Task prompt.
The word "Premier" may appear in the records below. Report how many lines contain it, and write nothing besides the number.
::: Data excerpts :::
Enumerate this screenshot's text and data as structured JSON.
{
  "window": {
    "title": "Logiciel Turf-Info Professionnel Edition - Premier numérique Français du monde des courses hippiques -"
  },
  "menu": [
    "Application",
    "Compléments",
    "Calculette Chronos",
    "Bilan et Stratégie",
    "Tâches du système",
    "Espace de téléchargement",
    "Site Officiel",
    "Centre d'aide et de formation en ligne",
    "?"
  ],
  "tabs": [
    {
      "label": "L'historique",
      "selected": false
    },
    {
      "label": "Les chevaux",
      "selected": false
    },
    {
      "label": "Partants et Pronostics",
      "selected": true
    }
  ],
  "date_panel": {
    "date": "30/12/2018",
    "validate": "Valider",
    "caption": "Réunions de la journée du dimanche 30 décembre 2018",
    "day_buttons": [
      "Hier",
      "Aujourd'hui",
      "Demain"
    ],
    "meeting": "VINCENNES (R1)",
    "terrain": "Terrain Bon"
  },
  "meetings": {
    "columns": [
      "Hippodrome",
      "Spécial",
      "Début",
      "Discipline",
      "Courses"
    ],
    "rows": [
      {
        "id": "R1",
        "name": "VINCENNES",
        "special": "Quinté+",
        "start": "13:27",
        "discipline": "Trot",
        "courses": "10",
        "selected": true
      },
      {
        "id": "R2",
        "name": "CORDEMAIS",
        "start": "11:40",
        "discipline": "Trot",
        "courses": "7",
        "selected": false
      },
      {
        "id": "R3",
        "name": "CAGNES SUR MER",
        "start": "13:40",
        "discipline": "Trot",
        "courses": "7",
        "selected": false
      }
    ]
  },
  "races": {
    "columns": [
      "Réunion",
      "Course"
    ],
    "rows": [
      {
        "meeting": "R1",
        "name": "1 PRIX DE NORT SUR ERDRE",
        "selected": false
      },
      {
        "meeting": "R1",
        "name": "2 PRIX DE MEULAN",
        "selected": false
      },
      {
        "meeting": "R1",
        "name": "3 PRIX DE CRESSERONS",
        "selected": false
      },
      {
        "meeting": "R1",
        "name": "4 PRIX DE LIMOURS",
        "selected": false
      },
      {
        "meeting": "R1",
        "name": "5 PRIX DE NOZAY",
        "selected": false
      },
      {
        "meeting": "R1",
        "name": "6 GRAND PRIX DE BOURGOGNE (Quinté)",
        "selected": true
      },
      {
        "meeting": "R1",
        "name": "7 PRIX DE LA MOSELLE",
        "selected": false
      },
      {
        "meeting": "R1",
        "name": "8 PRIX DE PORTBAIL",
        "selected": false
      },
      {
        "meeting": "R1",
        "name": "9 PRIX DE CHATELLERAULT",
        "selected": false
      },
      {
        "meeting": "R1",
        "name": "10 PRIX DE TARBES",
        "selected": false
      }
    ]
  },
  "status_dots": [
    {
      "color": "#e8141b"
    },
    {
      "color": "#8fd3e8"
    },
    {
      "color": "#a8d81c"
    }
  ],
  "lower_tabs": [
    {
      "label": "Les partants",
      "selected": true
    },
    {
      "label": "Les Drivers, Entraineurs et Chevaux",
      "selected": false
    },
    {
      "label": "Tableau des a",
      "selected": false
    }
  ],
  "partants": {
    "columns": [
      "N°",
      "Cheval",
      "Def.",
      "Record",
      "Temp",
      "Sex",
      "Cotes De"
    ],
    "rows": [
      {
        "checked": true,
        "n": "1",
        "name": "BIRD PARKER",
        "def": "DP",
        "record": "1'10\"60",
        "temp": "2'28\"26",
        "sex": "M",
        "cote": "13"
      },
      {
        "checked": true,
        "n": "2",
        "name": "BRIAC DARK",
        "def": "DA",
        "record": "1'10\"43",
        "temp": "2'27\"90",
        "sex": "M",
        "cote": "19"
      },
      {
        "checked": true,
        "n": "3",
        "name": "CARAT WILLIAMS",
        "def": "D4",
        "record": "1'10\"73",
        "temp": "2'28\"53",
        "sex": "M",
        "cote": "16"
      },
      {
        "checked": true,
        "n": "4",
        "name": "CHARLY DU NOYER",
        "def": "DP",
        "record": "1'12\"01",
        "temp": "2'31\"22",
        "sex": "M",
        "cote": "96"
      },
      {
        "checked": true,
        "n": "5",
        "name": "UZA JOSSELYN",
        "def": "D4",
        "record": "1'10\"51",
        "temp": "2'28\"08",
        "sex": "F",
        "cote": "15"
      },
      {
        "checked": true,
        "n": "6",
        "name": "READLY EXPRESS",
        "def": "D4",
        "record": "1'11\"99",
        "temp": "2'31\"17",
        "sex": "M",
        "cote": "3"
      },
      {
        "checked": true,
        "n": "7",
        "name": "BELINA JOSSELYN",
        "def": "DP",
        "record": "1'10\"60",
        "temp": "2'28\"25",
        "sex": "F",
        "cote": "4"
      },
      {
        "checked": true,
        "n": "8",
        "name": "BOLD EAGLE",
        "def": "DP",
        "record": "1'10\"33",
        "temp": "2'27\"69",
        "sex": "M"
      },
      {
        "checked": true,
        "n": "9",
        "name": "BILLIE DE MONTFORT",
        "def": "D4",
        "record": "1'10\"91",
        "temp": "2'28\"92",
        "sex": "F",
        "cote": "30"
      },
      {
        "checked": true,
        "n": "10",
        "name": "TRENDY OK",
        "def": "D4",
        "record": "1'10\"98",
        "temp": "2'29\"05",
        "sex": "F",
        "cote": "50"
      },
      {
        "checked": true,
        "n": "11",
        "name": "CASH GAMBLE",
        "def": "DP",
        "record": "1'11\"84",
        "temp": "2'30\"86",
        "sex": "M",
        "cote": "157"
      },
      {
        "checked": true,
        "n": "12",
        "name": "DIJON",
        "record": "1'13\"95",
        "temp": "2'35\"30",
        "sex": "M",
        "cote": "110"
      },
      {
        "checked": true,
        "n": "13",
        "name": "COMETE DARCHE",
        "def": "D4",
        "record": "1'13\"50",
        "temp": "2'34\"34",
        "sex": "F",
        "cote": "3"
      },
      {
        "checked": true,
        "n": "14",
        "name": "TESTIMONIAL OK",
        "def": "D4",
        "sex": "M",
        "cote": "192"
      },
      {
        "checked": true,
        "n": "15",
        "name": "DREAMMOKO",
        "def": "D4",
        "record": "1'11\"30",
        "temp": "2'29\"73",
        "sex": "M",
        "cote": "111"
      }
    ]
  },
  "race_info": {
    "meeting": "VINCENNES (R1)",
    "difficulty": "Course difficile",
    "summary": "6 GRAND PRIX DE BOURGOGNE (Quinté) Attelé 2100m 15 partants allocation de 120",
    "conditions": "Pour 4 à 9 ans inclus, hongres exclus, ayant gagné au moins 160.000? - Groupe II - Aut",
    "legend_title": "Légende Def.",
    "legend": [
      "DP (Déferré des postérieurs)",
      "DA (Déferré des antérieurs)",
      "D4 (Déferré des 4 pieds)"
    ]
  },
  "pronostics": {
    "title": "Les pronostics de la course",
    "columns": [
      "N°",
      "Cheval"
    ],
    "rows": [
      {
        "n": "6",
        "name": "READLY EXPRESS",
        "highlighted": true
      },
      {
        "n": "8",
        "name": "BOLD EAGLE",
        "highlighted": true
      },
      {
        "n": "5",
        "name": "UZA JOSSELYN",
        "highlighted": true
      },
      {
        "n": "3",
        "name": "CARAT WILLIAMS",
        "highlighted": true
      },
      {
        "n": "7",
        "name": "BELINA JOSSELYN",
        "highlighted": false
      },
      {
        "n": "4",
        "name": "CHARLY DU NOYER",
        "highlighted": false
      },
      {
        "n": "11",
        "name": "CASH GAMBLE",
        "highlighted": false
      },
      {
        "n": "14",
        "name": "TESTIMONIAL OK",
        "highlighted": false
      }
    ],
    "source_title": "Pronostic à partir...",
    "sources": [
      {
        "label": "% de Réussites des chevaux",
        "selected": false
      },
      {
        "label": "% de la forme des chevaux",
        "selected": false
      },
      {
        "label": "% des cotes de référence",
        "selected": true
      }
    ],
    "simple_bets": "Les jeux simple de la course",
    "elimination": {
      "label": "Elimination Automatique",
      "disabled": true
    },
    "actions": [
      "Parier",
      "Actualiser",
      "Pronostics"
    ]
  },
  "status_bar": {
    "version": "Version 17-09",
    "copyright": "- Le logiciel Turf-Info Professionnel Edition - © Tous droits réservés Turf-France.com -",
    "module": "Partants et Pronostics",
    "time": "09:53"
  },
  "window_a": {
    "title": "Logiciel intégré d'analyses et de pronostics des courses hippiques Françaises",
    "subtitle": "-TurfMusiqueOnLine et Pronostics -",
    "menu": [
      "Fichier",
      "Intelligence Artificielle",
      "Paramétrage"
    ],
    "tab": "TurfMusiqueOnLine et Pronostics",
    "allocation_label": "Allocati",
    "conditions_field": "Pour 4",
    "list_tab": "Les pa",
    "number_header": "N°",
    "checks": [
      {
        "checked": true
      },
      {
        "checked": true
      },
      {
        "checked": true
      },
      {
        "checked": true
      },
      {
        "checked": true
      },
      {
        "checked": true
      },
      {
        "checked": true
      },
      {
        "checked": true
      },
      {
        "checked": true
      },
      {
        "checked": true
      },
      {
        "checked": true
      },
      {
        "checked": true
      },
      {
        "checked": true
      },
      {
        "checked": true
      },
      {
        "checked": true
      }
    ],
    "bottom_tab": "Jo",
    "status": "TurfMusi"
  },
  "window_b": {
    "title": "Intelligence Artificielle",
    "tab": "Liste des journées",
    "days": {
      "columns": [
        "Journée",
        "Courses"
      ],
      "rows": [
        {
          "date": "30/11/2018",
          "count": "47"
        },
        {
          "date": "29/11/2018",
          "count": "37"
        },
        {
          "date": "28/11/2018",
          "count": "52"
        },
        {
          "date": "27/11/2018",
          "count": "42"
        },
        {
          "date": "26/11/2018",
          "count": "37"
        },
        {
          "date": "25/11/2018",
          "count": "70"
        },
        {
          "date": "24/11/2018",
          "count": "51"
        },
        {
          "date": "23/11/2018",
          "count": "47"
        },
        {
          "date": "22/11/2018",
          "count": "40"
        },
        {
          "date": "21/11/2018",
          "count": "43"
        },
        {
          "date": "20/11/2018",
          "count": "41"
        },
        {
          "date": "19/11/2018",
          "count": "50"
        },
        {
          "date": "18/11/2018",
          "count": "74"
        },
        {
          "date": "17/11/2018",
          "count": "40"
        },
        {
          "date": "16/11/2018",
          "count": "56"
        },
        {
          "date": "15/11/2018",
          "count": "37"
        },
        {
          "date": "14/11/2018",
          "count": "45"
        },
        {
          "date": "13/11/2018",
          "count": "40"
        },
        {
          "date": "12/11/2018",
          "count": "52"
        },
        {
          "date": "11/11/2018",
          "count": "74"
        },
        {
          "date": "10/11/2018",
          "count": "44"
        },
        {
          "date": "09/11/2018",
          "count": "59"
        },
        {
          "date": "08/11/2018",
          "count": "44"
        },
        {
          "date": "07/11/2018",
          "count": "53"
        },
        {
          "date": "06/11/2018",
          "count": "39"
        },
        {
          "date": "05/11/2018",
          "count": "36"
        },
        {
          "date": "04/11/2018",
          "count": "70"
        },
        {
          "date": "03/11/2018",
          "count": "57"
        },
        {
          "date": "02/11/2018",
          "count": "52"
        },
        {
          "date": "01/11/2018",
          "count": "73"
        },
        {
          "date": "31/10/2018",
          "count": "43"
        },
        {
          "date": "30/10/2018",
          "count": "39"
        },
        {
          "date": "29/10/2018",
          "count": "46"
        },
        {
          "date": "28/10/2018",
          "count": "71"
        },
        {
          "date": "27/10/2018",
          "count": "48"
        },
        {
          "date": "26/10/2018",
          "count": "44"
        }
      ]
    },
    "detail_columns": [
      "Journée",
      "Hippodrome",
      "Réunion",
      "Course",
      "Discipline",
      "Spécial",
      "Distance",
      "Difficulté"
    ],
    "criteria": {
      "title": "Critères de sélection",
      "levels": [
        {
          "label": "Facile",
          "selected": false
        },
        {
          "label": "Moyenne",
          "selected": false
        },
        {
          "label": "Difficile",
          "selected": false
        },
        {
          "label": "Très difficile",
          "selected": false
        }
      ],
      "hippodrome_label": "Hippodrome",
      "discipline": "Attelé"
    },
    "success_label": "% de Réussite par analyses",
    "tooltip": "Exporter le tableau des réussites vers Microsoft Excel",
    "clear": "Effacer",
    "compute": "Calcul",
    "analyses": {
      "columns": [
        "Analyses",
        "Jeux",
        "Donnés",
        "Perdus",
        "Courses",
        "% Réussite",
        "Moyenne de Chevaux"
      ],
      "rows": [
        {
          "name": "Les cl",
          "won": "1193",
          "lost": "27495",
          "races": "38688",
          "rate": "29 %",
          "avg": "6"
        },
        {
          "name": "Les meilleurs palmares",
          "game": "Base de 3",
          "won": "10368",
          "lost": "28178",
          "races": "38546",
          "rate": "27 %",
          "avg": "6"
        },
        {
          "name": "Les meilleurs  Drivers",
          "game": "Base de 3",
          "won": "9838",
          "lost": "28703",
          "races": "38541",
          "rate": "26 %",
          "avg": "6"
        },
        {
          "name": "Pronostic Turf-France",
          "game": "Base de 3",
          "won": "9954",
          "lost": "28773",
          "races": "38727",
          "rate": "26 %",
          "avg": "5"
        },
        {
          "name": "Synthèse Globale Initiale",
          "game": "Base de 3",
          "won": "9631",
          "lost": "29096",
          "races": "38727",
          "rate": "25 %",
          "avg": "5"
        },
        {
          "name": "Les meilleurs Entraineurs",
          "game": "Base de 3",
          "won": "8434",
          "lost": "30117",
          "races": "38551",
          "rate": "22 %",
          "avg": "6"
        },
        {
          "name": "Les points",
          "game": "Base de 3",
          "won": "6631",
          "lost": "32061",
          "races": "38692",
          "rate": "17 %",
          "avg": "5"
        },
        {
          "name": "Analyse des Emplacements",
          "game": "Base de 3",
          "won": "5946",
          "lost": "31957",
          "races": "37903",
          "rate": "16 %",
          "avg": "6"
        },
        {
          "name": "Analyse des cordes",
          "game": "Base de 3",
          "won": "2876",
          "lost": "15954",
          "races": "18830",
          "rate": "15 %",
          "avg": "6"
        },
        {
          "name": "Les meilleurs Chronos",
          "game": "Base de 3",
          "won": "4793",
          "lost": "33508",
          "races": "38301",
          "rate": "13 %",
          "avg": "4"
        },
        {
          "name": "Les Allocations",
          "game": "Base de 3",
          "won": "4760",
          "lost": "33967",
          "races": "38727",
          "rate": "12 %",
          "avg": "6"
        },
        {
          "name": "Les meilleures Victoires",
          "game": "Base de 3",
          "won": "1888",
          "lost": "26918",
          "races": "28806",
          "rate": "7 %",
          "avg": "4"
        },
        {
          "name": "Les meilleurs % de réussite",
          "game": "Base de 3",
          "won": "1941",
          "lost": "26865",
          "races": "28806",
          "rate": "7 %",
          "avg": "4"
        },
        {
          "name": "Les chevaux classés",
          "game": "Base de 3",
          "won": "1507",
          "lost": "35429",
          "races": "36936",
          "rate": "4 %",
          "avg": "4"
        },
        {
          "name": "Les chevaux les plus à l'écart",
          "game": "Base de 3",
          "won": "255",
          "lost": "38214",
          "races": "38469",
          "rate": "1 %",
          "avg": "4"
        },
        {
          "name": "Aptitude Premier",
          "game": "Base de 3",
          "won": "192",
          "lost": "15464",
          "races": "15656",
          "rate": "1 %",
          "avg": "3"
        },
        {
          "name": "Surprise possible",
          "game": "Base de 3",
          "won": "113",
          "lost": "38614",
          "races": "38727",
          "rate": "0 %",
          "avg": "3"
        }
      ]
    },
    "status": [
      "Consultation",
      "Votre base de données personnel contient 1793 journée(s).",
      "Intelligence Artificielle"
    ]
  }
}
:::
Answer to this problem.
2